**Task:**
Go through the data below. List every line that holds the word "Chọn".

········

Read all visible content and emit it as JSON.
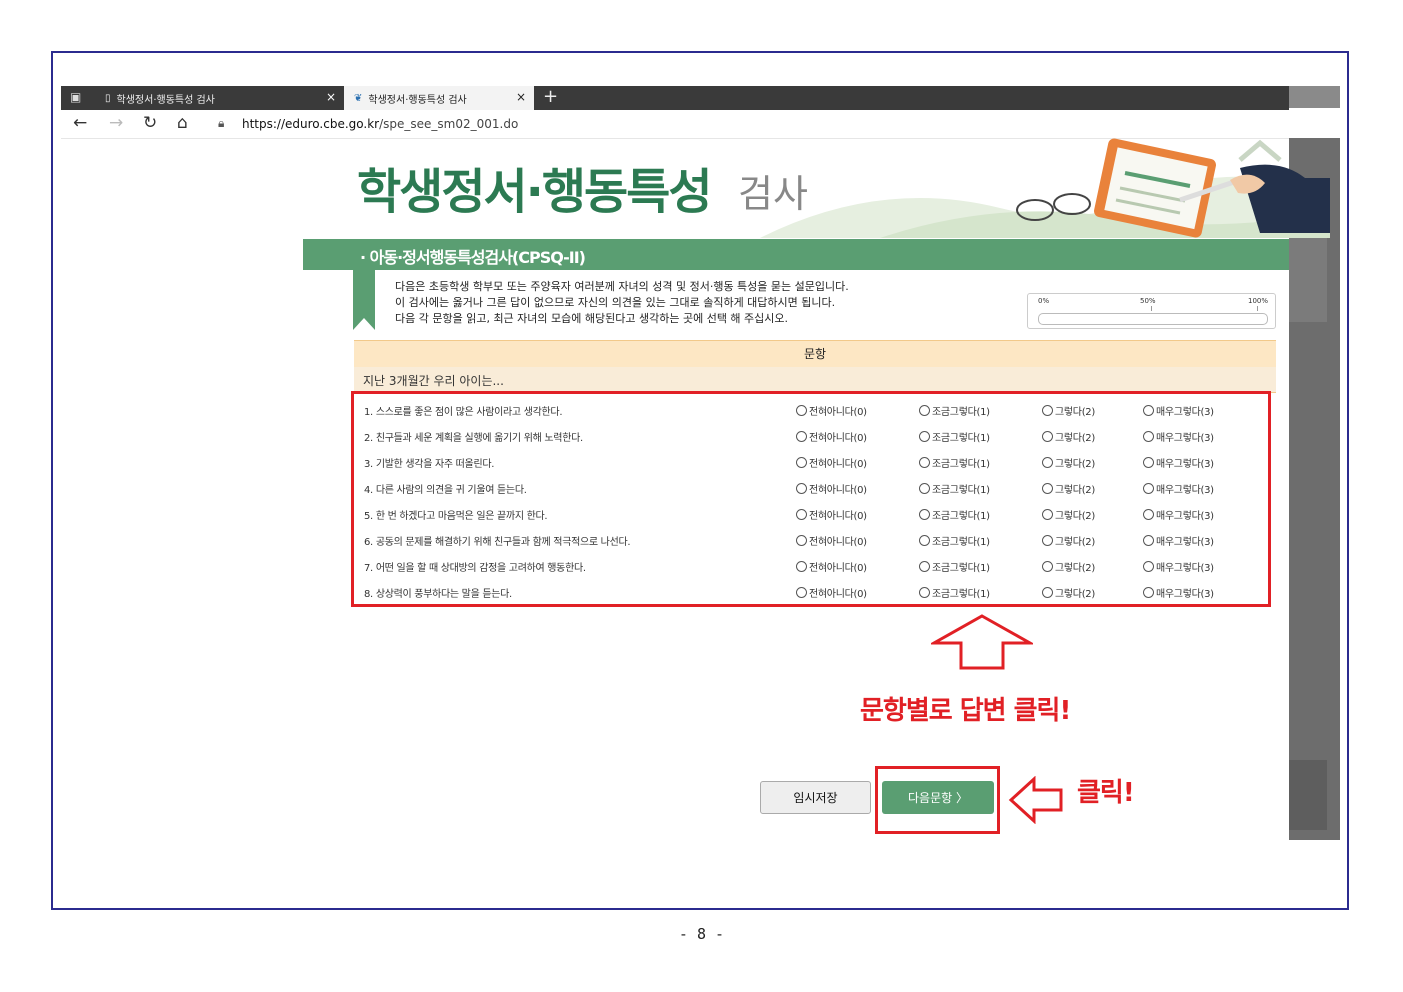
{
  "browser": {
    "tabs": [
      {
        "title": "학생정서·행동특성 검사",
        "active": false
      },
      {
        "title": "학생정서·행동특성 검사",
        "active": true
      }
    ],
    "close_glyph": "×",
    "new_tab_glyph": "+",
    "url_host": "https://eduro.cbe.go.kr",
    "url_path": "/spe_see_sm02_001.do"
  },
  "page": {
    "title": "학생정서·행동특성",
    "title_suffix": "검사",
    "section_title": "· 아동·정서행동특성검사(CPSQ-II)",
    "intro_lines": [
      "다음은 초등학생 학부모 또는 주양육자 여러분께 자녀의 성격 및 정서·행동 특성을 묻는 설문입니다.",
      "이 검사에는 옳거나 그른 답이 없으므로 자신의 의견을 있는 그대로 솔직하게 대답하시면 됩니다.",
      "다음 각 문항을 읽고, 최근 자녀의 모습에 해당된다고 생각하는 곳에 선택 해 주십시오."
    ],
    "progress": {
      "labels": [
        "0%",
        "50%",
        "100%"
      ],
      "value": 0
    },
    "table_header": "문항",
    "table_subheader": "지난 3개월간 우리 아이는...",
    "options": [
      "전혀아니다(0)",
      "조금그렇다(1)",
      "그렇다(2)",
      "매우그렇다(3)"
    ],
    "questions": [
      "1. 스스로를 좋은 점이 많은 사람이라고 생각한다.",
      "2. 친구들과 세운 계획을 실행에 옮기기 위해 노력한다.",
      "3. 기발한 생각을 자주 떠올린다.",
      "4. 다른 사람의 의견을 귀 기울여 듣는다.",
      "5. 한 번 하겠다고 마음먹은 일은 끝까지 한다.",
      "6. 공동의 문제를 해결하기 위해 친구들과 함께 적극적으로 나선다.",
      "7. 어떤 일을 할 때 상대방의 감정을 고려하여 행동한다.",
      "8. 상상력이 풍부하다는 말을 듣는다."
    ],
    "save_button": "임시저장",
    "next_button": "다음문항 〉"
  },
  "annotations": {
    "answer_instruction": "문항별로 답변 클릭!",
    "click_instruction": "클릭!",
    "highlight_color": "#e12025"
  },
  "page_number": "- 8 -",
  "colors": {
    "brand_green": "#5a9e72",
    "title_green": "#2c7a52",
    "frame_blue": "#2b2b8f"
  }
}
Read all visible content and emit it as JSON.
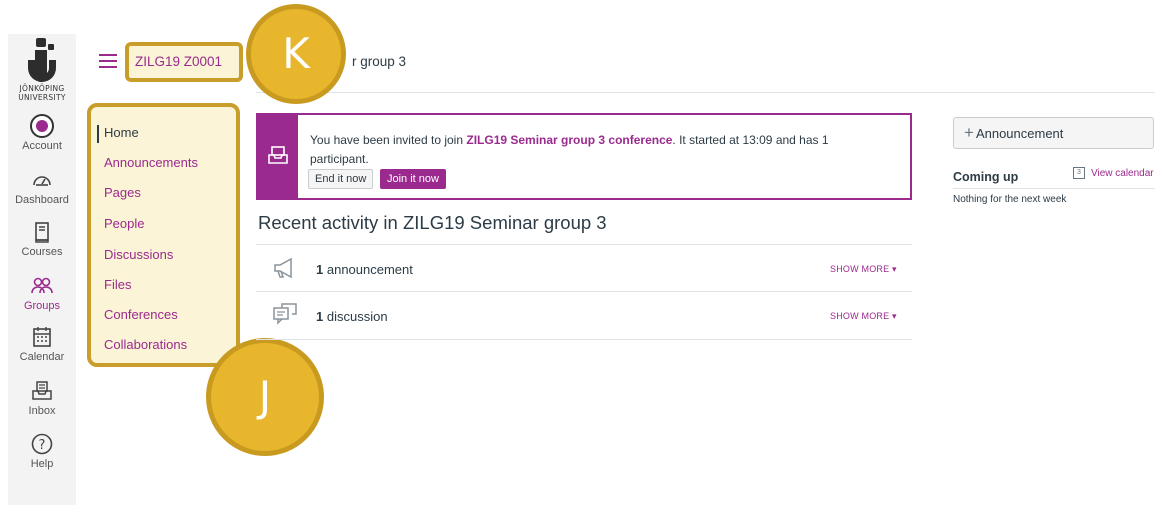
{
  "global_nav": {
    "logo_line1": "JÖNKÖPING",
    "logo_line2": "UNIVERSITY",
    "items": [
      {
        "label": "Account",
        "icon": "account-avatar-icon"
      },
      {
        "label": "Dashboard",
        "icon": "dashboard-gauge-icon"
      },
      {
        "label": "Courses",
        "icon": "book-icon"
      },
      {
        "label": "Groups",
        "icon": "groups-people-icon",
        "active": true
      },
      {
        "label": "Calendar",
        "icon": "calendar-icon"
      },
      {
        "label": "Inbox",
        "icon": "inbox-tray-icon"
      },
      {
        "label": "Help",
        "icon": "help-question-icon"
      }
    ]
  },
  "header": {
    "breadcrumb_course": "ZILG19 Z0001",
    "breadcrumb_group_visible": "r group 3"
  },
  "callouts": {
    "k": "K",
    "j": "J"
  },
  "course_nav": {
    "items": [
      "Home",
      "Announcements",
      "Pages",
      "People",
      "Discussions",
      "Files",
      "Conferences",
      "Collaborations"
    ]
  },
  "conference": {
    "text_before": "You have been invited to join ",
    "conference_name": "ZILG19 Seminar group 3 conference",
    "text_after": ". It started at 13:09 and has 1 participant.",
    "end_label": "End it now",
    "join_label": "Join it now"
  },
  "recent_activity": {
    "title": "Recent activity in ZILG19 Seminar group 3",
    "rows": [
      {
        "count": "1",
        "label": "announcement",
        "more": "SHOW MORE"
      },
      {
        "count": "1",
        "label": "discussion",
        "more": "SHOW MORE"
      }
    ]
  },
  "sidebar": {
    "announcement_button": "Announcement",
    "coming_up": "Coming up",
    "view_calendar": "View calendar",
    "nothing": "Nothing for the next week"
  },
  "colors": {
    "brand": "#9b2a8e",
    "highlight_fill": "#fbf4d6",
    "highlight_border": "#c89d2a",
    "callout": "#e8b62c"
  }
}
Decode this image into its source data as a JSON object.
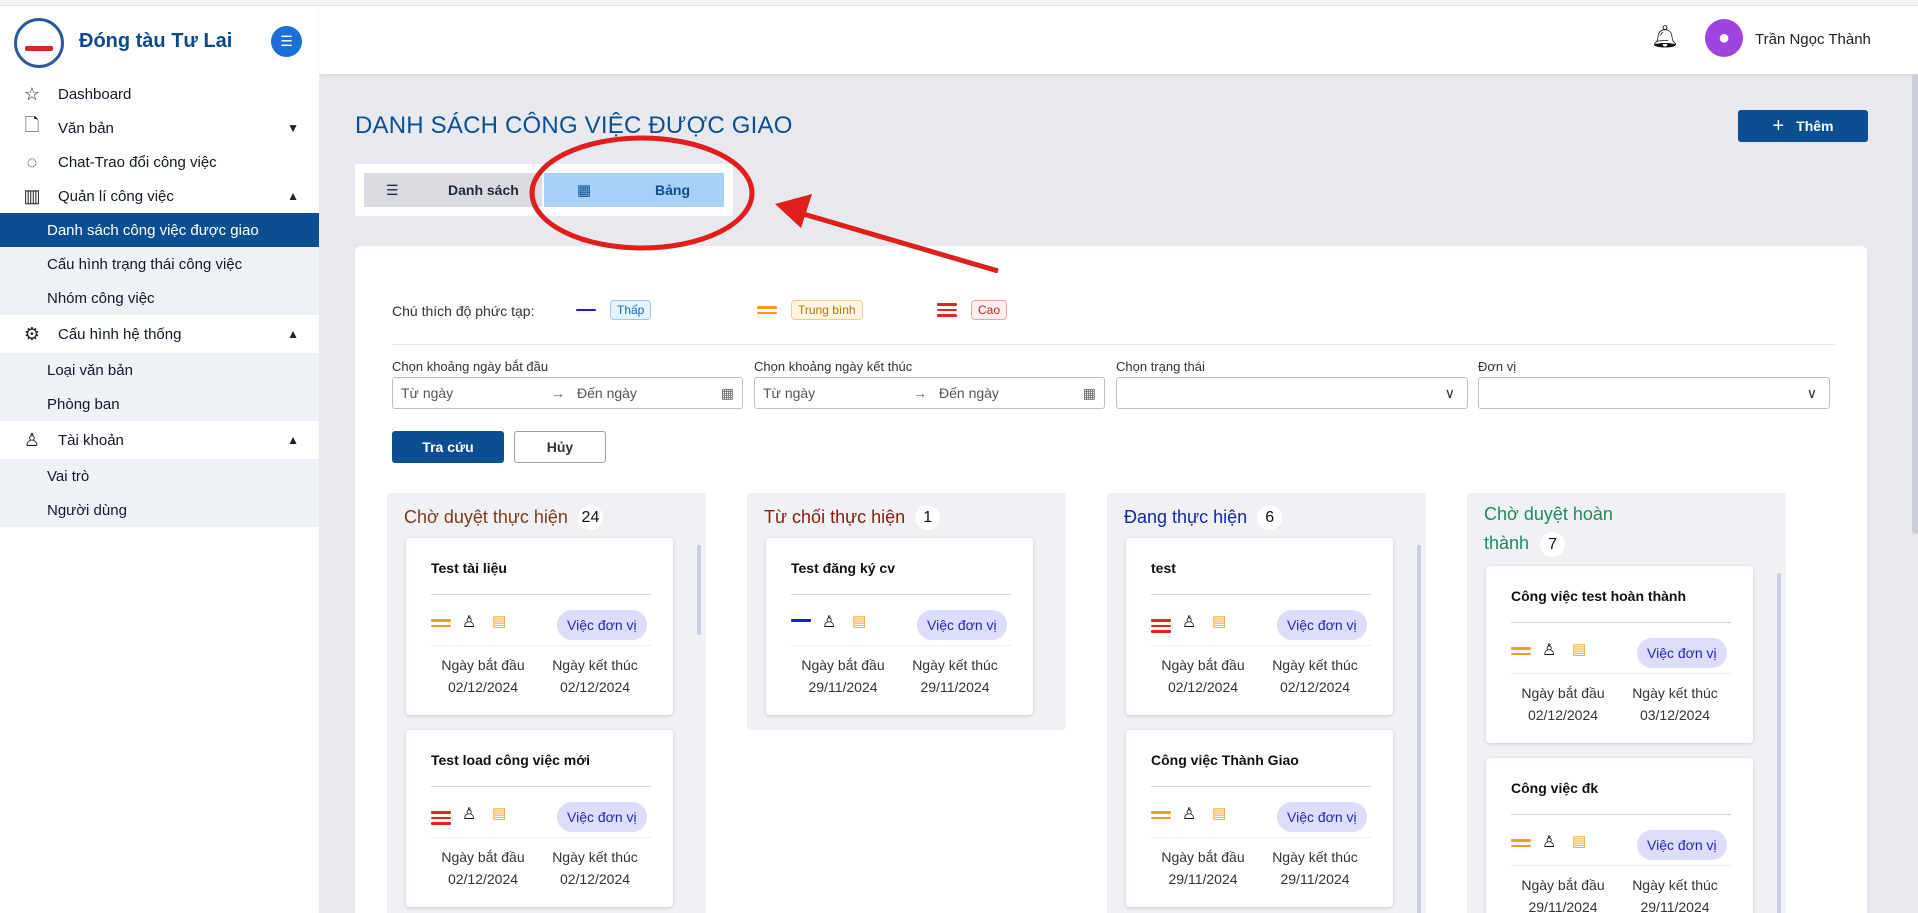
{
  "app": {
    "brand": "Đóng tàu Tư Lai"
  },
  "user": {
    "name": "Trần Ngọc Thành"
  },
  "sidebar": {
    "items": [
      {
        "label": "Dashboard",
        "icon": "star-icon"
      },
      {
        "label": "Văn bản",
        "icon": "document-icon"
      },
      {
        "label": "Chat-Trao đổi công việc",
        "icon": "chat-icon"
      },
      {
        "label": "Quản lí công việc",
        "icon": "board-icon"
      },
      {
        "label": "Danh sách công việc được giao"
      },
      {
        "label": "Cấu hình trạng thái công việc"
      },
      {
        "label": "Nhóm công việc"
      },
      {
        "label": "Cấu hình hệ thống",
        "icon": "gear-icon"
      },
      {
        "label": "Loại văn bản"
      },
      {
        "label": "Phòng ban"
      },
      {
        "label": "Tài khoản",
        "icon": "user-icon"
      },
      {
        "label": "Vai trò"
      },
      {
        "label": "Người dùng"
      }
    ]
  },
  "page": {
    "title": "DANH SÁCH CÔNG VIỆC ĐƯỢC GIAO",
    "add_label": "Thêm"
  },
  "views": {
    "list_label": "Danh sách",
    "table_label": "Bảng"
  },
  "legend": {
    "label": "Chú thích độ phức tạp:",
    "low": "Thấp",
    "medium": "Trung bình",
    "high": "Cao",
    "colors": {
      "low": "#1a1fc9",
      "medium": "#f0a020",
      "high": "#e2261c"
    }
  },
  "filters": {
    "start_label": "Chọn khoảng ngày bắt đầu",
    "end_label": "Chọn khoảng ngày kết thúc",
    "status_label": "Chọn trạng thái",
    "unit_label": "Đơn vị",
    "from_placeholder": "Từ ngày",
    "to_placeholder": "Đến ngày",
    "search_label": "Tra cứu",
    "cancel_label": "Hủy"
  },
  "columns": [
    {
      "title": "Chờ duyệt thực hiện",
      "count": "24",
      "color": "#7a3b1b",
      "cards": [
        {
          "title": "Test tài liệu",
          "complexity": "medium",
          "tag": "Việc đơn vị",
          "start_label": "Ngày bắt đầu",
          "start": "02/12/2024",
          "end_label": "Ngày kết thúc",
          "end": "02/12/2024"
        },
        {
          "title": "Test load công việc mới",
          "complexity": "high",
          "tag": "Việc đơn vị",
          "start_label": "Ngày bắt đầu",
          "start": "02/12/2024",
          "end_label": "Ngày kết thúc",
          "end": "02/12/2024"
        }
      ]
    },
    {
      "title": "Từ chối thực hiện",
      "count": "1",
      "color": "#8b1a10",
      "cards": [
        {
          "title": "Test đăng ký cv",
          "complexity": "low",
          "tag": "Việc đơn vị",
          "start_label": "Ngày bắt đầu",
          "start": "29/11/2024",
          "end_label": "Ngày kết thúc",
          "end": "29/11/2024"
        }
      ]
    },
    {
      "title": "Đang thực hiện",
      "count": "6",
      "color": "#1526a8",
      "cards": [
        {
          "title": "test",
          "complexity": "high",
          "tag": "Việc đơn vị",
          "start_label": "Ngày bắt đầu",
          "start": "02/12/2024",
          "end_label": "Ngày kết thúc",
          "end": "02/12/2024"
        },
        {
          "title": "Công việc Thành Giao",
          "complexity": "medium",
          "tag": "Việc đơn vị",
          "start_label": "Ngày bắt đầu",
          "start": "29/11/2024",
          "end_label": "Ngày kết thúc",
          "end": "29/11/2024"
        }
      ]
    },
    {
      "title_line1": "Chờ duyệt hoàn",
      "title_line2": "thành",
      "count": "7",
      "color": "#1f8a5a",
      "cards": [
        {
          "title": "Công việc test hoàn thành",
          "complexity": "medium",
          "tag": "Việc đơn vị",
          "start_label": "Ngày bắt đầu",
          "start": "02/12/2024",
          "end_label": "Ngày kết thúc",
          "end": "03/12/2024"
        },
        {
          "title": "Công việc đk",
          "complexity": "medium",
          "tag": "Việc đơn vị",
          "start_label": "Ngày bắt đầu",
          "start": "29/11/2024",
          "end_label": "Ngày kết thúc",
          "end": "29/11/2024"
        }
      ]
    }
  ]
}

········

**Task response:**
    "start_label": "Chọn khoảng ngày bắt đầu",
    "end_label": "Chọn khoảng ngày kết thúc",
    "status_label": "Chọn trạng thái",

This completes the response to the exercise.